--- PROBLEM REQUIREMENTS ---
Each line containing the string "shortcut" should be copied out of the entries.

--- RECORDS SHOWN ---
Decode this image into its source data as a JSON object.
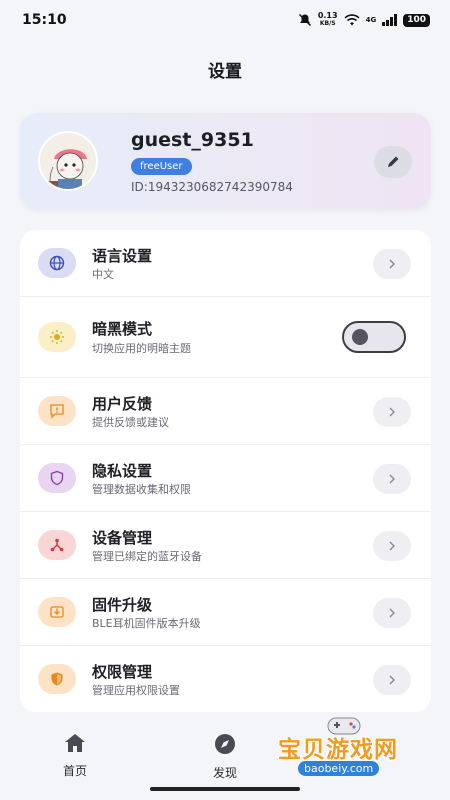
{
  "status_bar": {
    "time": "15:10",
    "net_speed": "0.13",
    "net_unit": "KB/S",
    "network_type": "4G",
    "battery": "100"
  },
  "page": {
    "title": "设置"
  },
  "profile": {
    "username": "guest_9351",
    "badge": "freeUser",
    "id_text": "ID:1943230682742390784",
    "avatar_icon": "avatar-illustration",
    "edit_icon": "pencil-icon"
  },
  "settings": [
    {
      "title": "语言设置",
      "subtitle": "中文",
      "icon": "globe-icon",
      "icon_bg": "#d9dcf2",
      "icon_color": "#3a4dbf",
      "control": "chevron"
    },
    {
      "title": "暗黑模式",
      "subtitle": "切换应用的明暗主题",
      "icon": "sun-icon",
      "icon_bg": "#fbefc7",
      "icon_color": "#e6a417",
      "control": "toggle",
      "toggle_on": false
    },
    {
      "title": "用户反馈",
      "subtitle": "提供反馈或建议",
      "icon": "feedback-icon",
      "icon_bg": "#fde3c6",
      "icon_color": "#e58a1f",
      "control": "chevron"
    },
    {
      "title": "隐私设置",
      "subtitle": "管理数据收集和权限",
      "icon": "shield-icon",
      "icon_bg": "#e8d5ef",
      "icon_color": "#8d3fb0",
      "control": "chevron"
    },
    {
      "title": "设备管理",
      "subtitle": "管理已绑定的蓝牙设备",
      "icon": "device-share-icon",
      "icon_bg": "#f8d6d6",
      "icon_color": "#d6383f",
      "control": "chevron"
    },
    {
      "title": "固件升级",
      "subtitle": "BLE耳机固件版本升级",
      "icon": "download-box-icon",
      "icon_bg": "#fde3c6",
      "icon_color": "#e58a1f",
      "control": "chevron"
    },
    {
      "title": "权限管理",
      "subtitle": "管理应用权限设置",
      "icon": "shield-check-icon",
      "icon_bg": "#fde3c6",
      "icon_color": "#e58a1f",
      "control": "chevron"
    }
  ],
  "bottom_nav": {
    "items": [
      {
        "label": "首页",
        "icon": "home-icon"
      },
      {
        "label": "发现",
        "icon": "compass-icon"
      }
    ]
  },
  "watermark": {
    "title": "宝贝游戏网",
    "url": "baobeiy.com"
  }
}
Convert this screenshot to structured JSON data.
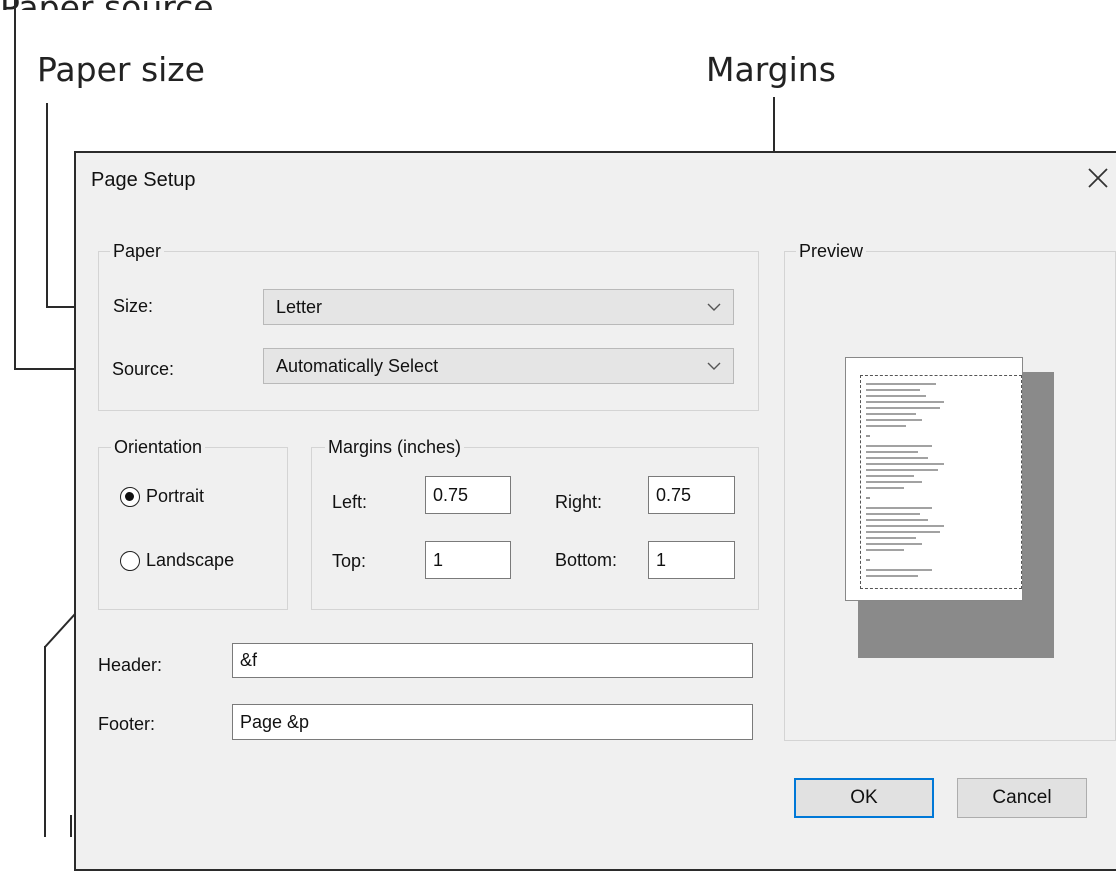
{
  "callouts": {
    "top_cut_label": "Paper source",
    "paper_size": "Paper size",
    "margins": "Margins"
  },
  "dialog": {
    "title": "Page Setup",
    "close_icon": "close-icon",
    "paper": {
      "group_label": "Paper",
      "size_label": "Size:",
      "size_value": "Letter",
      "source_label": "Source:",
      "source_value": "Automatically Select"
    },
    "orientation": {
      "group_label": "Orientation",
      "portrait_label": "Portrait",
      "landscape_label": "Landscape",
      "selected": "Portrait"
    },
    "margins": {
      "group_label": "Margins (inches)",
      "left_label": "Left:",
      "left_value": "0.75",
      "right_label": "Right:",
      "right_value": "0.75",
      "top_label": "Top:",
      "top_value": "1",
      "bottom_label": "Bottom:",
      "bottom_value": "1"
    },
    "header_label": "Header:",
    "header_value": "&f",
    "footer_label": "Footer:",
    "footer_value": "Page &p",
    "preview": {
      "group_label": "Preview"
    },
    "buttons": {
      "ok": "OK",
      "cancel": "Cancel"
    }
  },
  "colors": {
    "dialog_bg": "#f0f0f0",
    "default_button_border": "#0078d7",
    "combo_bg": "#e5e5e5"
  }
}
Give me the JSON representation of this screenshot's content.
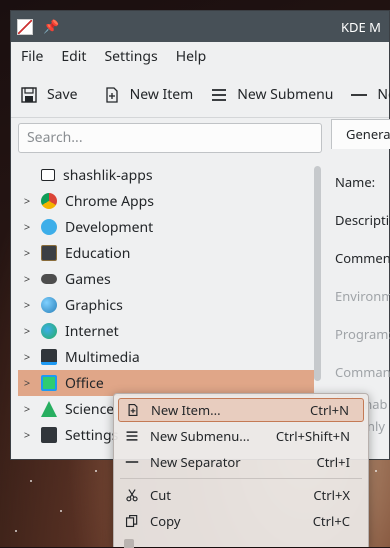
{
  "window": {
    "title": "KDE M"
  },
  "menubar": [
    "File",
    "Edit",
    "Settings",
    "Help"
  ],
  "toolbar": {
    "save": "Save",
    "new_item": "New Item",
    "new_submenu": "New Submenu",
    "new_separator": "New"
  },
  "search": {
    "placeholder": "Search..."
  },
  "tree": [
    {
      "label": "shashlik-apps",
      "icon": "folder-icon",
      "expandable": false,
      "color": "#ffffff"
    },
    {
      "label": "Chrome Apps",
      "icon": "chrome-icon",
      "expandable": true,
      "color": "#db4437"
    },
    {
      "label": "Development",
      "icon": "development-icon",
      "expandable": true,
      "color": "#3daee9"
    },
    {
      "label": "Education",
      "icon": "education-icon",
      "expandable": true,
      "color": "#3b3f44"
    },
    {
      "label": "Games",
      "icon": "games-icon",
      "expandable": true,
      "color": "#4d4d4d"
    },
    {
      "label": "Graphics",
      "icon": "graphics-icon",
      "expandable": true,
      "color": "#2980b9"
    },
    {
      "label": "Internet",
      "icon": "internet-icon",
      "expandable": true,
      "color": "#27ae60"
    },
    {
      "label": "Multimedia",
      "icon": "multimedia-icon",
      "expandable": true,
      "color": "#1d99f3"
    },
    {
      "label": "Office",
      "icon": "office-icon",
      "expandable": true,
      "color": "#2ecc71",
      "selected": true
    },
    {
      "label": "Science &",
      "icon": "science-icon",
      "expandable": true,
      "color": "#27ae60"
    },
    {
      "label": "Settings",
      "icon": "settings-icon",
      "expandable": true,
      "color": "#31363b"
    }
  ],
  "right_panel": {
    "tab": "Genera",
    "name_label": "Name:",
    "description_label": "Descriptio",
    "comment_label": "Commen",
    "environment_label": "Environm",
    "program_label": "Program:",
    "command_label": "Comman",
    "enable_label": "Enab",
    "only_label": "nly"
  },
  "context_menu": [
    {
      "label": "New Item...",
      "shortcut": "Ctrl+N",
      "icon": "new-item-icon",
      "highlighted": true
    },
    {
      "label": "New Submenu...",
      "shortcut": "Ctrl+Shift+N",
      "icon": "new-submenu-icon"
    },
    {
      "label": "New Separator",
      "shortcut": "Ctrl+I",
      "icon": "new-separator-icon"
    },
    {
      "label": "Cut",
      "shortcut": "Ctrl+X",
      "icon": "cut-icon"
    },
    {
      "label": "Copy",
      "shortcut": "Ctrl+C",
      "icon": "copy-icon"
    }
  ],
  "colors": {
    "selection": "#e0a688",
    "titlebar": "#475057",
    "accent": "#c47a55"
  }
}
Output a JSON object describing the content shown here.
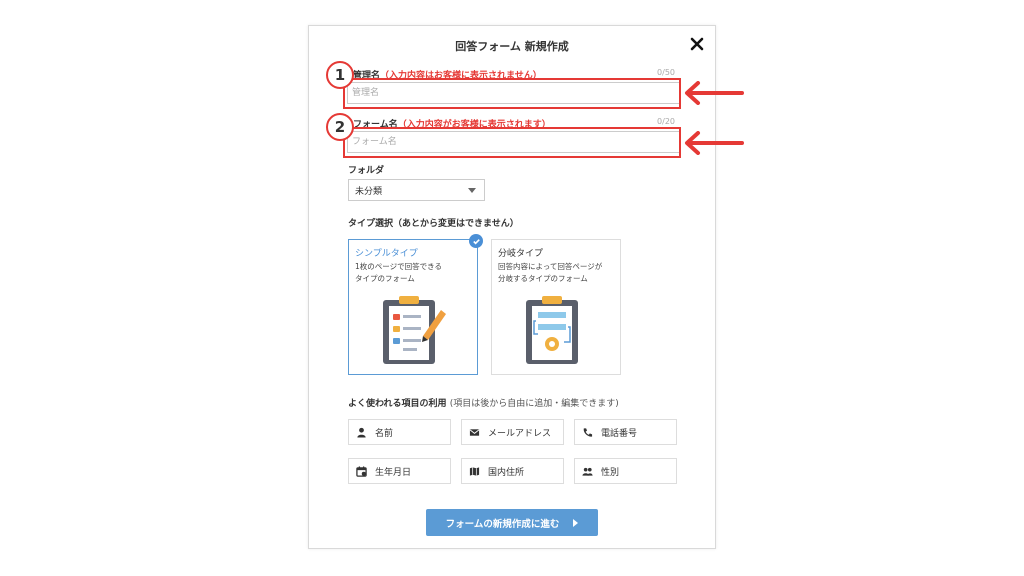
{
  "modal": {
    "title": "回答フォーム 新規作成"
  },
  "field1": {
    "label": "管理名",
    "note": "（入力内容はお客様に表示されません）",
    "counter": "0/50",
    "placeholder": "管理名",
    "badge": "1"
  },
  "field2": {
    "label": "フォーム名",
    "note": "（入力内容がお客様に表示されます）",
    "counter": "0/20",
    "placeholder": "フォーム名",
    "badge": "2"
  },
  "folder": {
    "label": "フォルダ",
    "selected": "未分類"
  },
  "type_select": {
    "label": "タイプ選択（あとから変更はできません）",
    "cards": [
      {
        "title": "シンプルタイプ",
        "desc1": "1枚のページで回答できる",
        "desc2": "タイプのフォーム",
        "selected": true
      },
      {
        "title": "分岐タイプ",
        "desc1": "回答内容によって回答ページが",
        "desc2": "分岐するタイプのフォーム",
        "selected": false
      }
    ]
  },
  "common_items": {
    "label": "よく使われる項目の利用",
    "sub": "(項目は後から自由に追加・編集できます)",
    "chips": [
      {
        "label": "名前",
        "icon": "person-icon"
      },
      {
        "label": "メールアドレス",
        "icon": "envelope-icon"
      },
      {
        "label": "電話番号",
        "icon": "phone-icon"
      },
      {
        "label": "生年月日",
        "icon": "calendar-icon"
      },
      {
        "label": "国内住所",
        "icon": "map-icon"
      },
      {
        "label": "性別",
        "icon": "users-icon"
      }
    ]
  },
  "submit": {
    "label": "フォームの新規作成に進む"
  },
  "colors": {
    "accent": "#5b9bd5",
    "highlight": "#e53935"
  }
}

--- ANSWER ---
      "shortcut": "Ctrl+N",
      "shortcut": "Ctrl+Shift+N",
      "shortcut": "Ctrl+I",
      "shortcut": "Ctrl+X",
      "shortcut": "Ctrl+C",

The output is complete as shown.